• **Instructions to follow**:
Because only the text is wanted, repeat the records below exactly and omit the pictures.

• **Data for analysis**:
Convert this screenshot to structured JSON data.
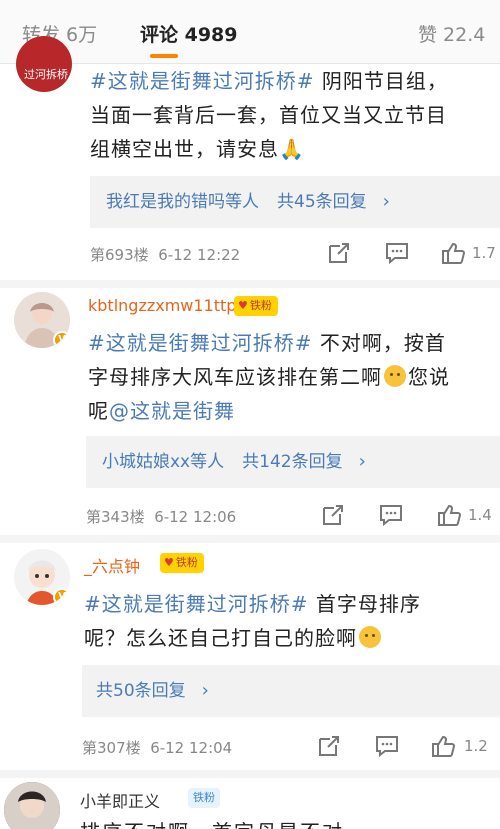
{
  "tabs": {
    "repost": "转发 6万",
    "comments": "评论 4989",
    "likes": "赞 22.4"
  },
  "comments": [
    {
      "avatar_label": "过河拆桥",
      "hashtag": "#这就是街舞过河拆桥#",
      "text_after": "阴阳节目组，当面一套背后一套，首位又当又立节目组横空出世，请安息🙏",
      "line1_rest": " 阴阳节目组，",
      "line2": "当面一套背后一套，首位又当又立节目",
      "line3": "组横空出世，请安息🙏",
      "reply_names": "我红是我的错吗等人",
      "reply_count": "共45条回复",
      "floor": "第693楼",
      "time": "6-12 12:22",
      "like_count": "1.7"
    },
    {
      "username": "kbtlngzzxmw11ttp",
      "fan_badge": "铁粉",
      "hashtag": "#这就是街舞过河拆桥#",
      "line1_rest": " 不对啊，按首",
      "line2_a": "字母排序大风车应该排在第二啊",
      "line2_b": "您说",
      "line3_a": "呢",
      "mention": "@这就是街舞",
      "reply_names": "小城姑娘xx等人",
      "reply_count": "共142条回复",
      "floor": "第343楼",
      "time": "6-12 12:06",
      "like_count": "1.4"
    },
    {
      "username": "_六点钟",
      "fan_badge": "铁粉",
      "hashtag": "#这就是街舞过河拆桥#",
      "line1_rest": " 首字母排序",
      "line2": "呢？怎么还自己打自己的脸啊",
      "reply_count": "共50条回复",
      "floor": "第307楼",
      "time": "6-12 12:04",
      "like_count": "1.2"
    },
    {
      "username": "小羊即正义",
      "fan_badge": "铁粉",
      "partial_text": "排序不对啊，首字母是不对"
    }
  ],
  "icons": {
    "share": "share-icon",
    "comment": "comment-icon",
    "like": "thumbs-up-icon",
    "chevron": "chevron-right-icon"
  },
  "colors": {
    "accent": "#ff8200",
    "link": "#4a7bb7",
    "username": "#e8641b"
  }
}
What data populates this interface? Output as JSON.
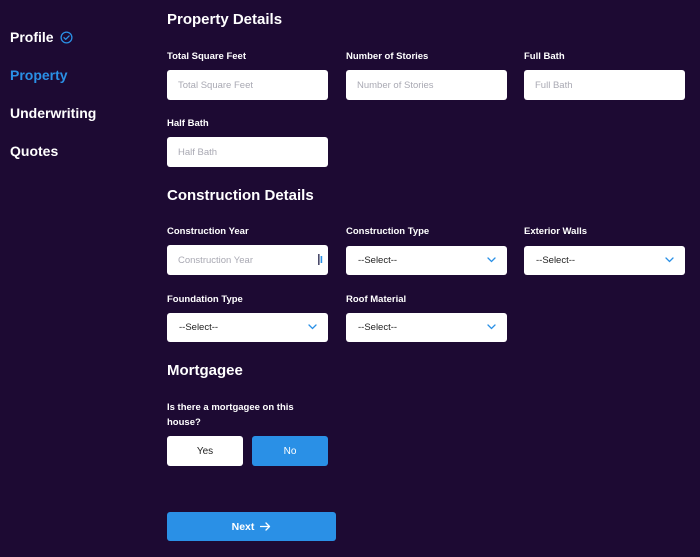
{
  "sidebar": {
    "items": [
      {
        "label": "Profile",
        "completed": true
      },
      {
        "label": "Property",
        "active": true
      },
      {
        "label": "Underwriting"
      },
      {
        "label": "Quotes"
      }
    ]
  },
  "property_details": {
    "title": "Property Details",
    "total_sqft": {
      "label": "Total Square Feet",
      "placeholder": "Total Square Feet"
    },
    "stories": {
      "label": "Number of Stories",
      "placeholder": "Number of Stories"
    },
    "full_bath": {
      "label": "Full Bath",
      "placeholder": "Full Bath"
    },
    "half_bath": {
      "label": "Half Bath",
      "placeholder": "Half Bath"
    }
  },
  "construction_details": {
    "title": "Construction Details",
    "year": {
      "label": "Construction Year",
      "placeholder": "Construction Year"
    },
    "type": {
      "label": "Construction Type",
      "value": "--Select--"
    },
    "exterior_walls": {
      "label": "Exterior Walls",
      "value": "--Select--"
    },
    "foundation_type": {
      "label": "Foundation Type",
      "value": "--Select--"
    },
    "roof_material": {
      "label": "Roof Material",
      "value": "--Select--"
    }
  },
  "mortgagee": {
    "title": "Mortgagee",
    "question": "Is there a mortgagee on this house?",
    "yes_label": "Yes",
    "no_label": "No",
    "selected": "No"
  },
  "next_label": "Next",
  "colors": {
    "background": "#1d0a33",
    "accent": "#2a90e6",
    "input": "#ffffff"
  }
}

• **Response**:
Convert this screenshot to structured JSON data.
{
  "tabs": {
    "repost": "转发 6万",
    "comments": "评论 4989",
    "likes": "赞 22.4"
  },
  "comments": [
    {
      "avatar_label": "过河拆桥",
      "hashtag": "#这就是街舞过河拆桥#",
      "text_after": "阴阳节目组，当面一套背后一套，首位又当又立节目组横空出世，请安息🙏",
      "line1_rest": " 阴阳节目组，",
      "line2": "当面一套背后一套，首位又当又立节目",
      "line3": "组横空出世，请安息🙏",
      "reply_names": "我红是我的错吗等人",
      "reply_count": "共45条回复",
      "floor": "第693楼",
      "time": "6-12 12:22",
      "like_count": "1.7"
    },
    {
      "username": "kbtlngzzxmw11ttp",
      "fan_badge": "铁粉",
      "hashtag": "#这就是街舞过河拆桥#",
      "line1_rest": " 不对啊，按首",
      "line2_a": "字母排序大风车应该排在第二啊",
      "line2_b": "您说",
      "line3_a": "呢",
      "mention": "@这就是街舞",
      "reply_names": "小城姑娘xx等人",
      "reply_count": "共142条回复",
      "floor": "第343楼",
      "time": "6-12 12:06",
      "like_count": "1.4"
    },
    {
      "username": "_六点钟",
      "fan_badge": "铁粉",
      "hashtag": "#这就是街舞过河拆桥#",
      "line1_rest": " 首字母排序",
      "line2": "呢？怎么还自己打自己的脸啊",
      "reply_count": "共50条回复",
      "floor": "第307楼",
      "time": "6-12 12:04",
      "like_count": "1.2"
    },
    {
      "username": "小羊即正义",
      "fan_badge": "铁粉",
      "partial_text": "排序不对啊，首字母是不对"
    }
  ],
  "icons": {
    "share": "share-icon",
    "comment": "comment-icon",
    "like": "thumbs-up-icon",
    "chevron": "chevron-right-icon"
  },
  "colors": {
    "accent": "#ff8200",
    "link": "#4a7bb7",
    "username": "#e8641b"
  }
}
What data populates this interface? Output as JSON.
{
  "sidebar": {
    "items": [
      {
        "label": "Profile",
        "completed": true
      },
      {
        "label": "Property",
        "active": true
      },
      {
        "label": "Underwriting"
      },
      {
        "label": "Quotes"
      }
    ]
  },
  "property_details": {
    "title": "Property Details",
    "total_sqft": {
      "label": "Total Square Feet",
      "placeholder": "Total Square Feet"
    },
    "stories": {
      "label": "Number of Stories",
      "placeholder": "Number of Stories"
    },
    "full_bath": {
      "label": "Full Bath",
      "placeholder": "Full Bath"
    },
    "half_bath": {
      "label": "Half Bath",
      "placeholder": "Half Bath"
    }
  },
  "construction_details": {
    "title": "Construction Details",
    "year": {
      "label": "Construction Year",
      "placeholder": "Construction Year"
    },
    "type": {
      "label": "Construction Type",
      "value": "--Select--"
    },
    "exterior_walls": {
      "label": "Exterior Walls",
      "value": "--Select--"
    },
    "foundation_type": {
      "label": "Foundation Type",
      "value": "--Select--"
    },
    "roof_material": {
      "label": "Roof Material",
      "value": "--Select--"
    }
  },
  "mortgagee": {
    "title": "Mortgagee",
    "question": "Is there a mortgagee on this house?",
    "yes_label": "Yes",
    "no_label": "No",
    "selected": "No"
  },
  "next_label": "Next",
  "colors": {
    "background": "#1d0a33",
    "accent": "#2a90e6",
    "input": "#ffffff"
  }
}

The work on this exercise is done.